Task data:
+---+

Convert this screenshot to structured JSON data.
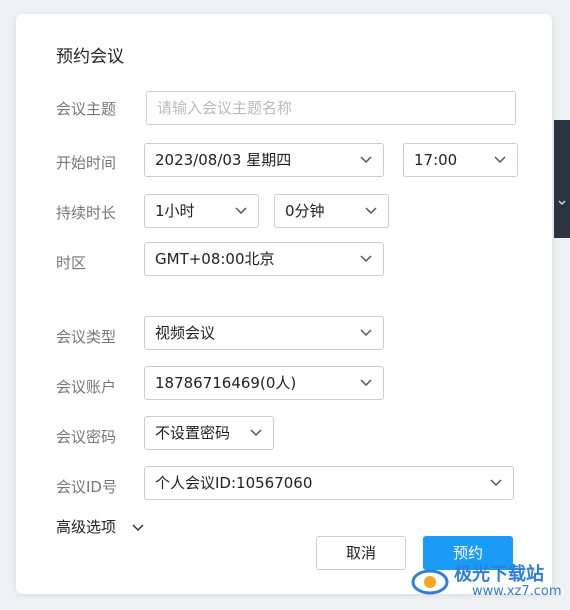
{
  "dialog": {
    "title": "预约会议",
    "subject": {
      "label": "会议主题",
      "placeholder": "请输入会议主题名称"
    },
    "start_time": {
      "label": "开始时间",
      "date": "2023/08/03 星期四",
      "time": "17:00"
    },
    "duration": {
      "label": "持续时长",
      "hours": "1小时",
      "minutes": "0分钟"
    },
    "timezone": {
      "label": "时区",
      "value": "GMT+08:00北京"
    },
    "meeting_type": {
      "label": "会议类型",
      "value": "视频会议"
    },
    "account": {
      "label": "会议账户",
      "value": "18786716469(0人)"
    },
    "password": {
      "label": "会议密码",
      "value": "不设置密码"
    },
    "meeting_id": {
      "label": "会议ID号",
      "value": "个人会议ID:10567060"
    },
    "advanced": {
      "label": "高级选项"
    },
    "buttons": {
      "cancel": "取消",
      "book": "预约"
    }
  },
  "watermark": {
    "brand": "极光下载站",
    "url": "www.xz7.com"
  },
  "colors": {
    "accent": "#1a9bf5",
    "border": "#c9ccd1",
    "label": "#777777"
  }
}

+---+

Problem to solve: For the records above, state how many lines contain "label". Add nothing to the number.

Exercise solution: 10